* _Supplied records_

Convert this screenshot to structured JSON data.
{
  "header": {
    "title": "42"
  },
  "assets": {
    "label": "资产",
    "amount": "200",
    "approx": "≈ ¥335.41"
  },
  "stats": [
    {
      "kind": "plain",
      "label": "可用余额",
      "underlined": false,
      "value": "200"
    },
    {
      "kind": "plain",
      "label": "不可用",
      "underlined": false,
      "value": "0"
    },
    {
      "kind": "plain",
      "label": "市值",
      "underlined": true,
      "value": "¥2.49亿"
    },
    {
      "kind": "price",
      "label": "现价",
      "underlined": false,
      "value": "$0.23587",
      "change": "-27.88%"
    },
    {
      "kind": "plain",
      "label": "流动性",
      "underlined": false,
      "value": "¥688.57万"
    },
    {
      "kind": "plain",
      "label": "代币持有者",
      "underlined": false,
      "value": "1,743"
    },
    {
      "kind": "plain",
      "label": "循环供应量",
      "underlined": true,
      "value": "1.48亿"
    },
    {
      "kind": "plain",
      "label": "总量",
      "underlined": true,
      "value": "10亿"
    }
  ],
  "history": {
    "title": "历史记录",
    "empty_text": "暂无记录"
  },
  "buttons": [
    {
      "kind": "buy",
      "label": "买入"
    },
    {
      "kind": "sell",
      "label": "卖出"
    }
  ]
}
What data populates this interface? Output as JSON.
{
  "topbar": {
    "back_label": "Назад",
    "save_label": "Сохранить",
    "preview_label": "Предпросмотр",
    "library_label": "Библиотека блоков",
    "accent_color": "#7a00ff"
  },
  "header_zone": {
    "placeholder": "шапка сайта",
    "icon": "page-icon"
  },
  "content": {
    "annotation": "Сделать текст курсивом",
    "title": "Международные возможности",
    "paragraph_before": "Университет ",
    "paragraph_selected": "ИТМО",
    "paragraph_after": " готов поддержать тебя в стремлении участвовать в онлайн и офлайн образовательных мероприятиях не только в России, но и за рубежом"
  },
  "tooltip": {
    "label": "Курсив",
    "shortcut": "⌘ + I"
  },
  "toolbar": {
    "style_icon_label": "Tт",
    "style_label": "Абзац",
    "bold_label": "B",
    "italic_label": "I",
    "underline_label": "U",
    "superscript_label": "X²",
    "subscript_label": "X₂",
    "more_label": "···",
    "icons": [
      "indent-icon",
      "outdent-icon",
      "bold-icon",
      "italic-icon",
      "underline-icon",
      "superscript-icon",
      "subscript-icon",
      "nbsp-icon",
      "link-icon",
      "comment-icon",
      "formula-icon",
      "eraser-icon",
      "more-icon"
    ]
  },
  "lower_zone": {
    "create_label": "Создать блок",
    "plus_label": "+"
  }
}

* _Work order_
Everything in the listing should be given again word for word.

* _Completed task_
Convert this screenshot to structured JSON data.
{
  "header": {
    "title": "42"
  },
  "assets": {
    "label": "资产",
    "amount": "200",
    "approx": "≈ ¥335.41"
  },
  "stats": [
    {
      "kind": "plain",
      "label": "可用余额",
      "underlined": false,
      "value": "200"
    },
    {
      "kind": "plain",
      "label": "不可用",
      "underlined": false,
      "value": "0"
    },
    {
      "kind": "plain",
      "label": "市值",
      "underlined": true,
      "value": "¥2.49亿"
    },
    {
      "kind": "price",
      "label": "现价",
      "underlined": false,
      "value": "$0.23587",
      "change": "-27.88%"
    },
    {
      "kind": "plain",
      "label": "流动性",
      "underlined": false,
      "value": "¥688.57万"
    },
    {
      "kind": "plain",
      "label": "代币持有者",
      "underlined": false,
      "value": "1,743"
    },
    {
      "kind": "plain",
      "label": "循环供应量",
      "underlined": true,
      "value": "1.48亿"
    },
    {
      "kind": "plain",
      "label": "总量",
      "underlined": true,
      "value": "10亿"
    }
  ],
  "history": {
    "title": "历史记录",
    "empty_text": "暂无记录"
  },
  "buttons": [
    {
      "kind": "buy",
      "label": "买入"
    },
    {
      "kind": "sell",
      "label": "卖出"
    }
  ]
}
What data populates this interface? Output as JSON.
{
  "topbar": {
    "back_label": "Назад",
    "save_label": "Сохранить",
    "preview_label": "Предпросмотр",
    "library_label": "Библиотека блоков",
    "accent_color": "#7a00ff"
  },
  "header_zone": {
    "placeholder": "шапка сайта",
    "icon": "page-icon"
  },
  "content": {
    "annotation": "Сделать текст курсивом",
    "title": "Международные возможности",
    "paragraph_before": "Университет ",
    "paragraph_selected": "ИТМО",
    "paragraph_after": " готов поддержать тебя в стремлении участвовать в онлайн и офлайн образовательных мероприятиях не только в России, но и за рубежом"
  },
  "tooltip": {
    "label": "Курсив",
    "shortcut": "⌘ + I"
  },
  "toolbar": {
    "style_icon_label": "Tт",
    "style_label": "Абзац",
    "bold_label": "B",
    "italic_label": "I",
    "underline_label": "U",
    "superscript_label": "X²",
    "subscript_label": "X₂",
    "more_label": "···",
    "icons": [
      "indent-icon",
      "outdent-icon",
      "bold-icon",
      "italic-icon",
      "underline-icon",
      "superscript-icon",
      "subscript-icon",
      "nbsp-icon",
      "link-icon",
      "comment-icon",
      "formula-icon",
      "eraser-icon",
      "more-icon"
    ]
  },
  "lower_zone": {
    "create_label": "Создать блок",
    "plus_label": "+"
  }
}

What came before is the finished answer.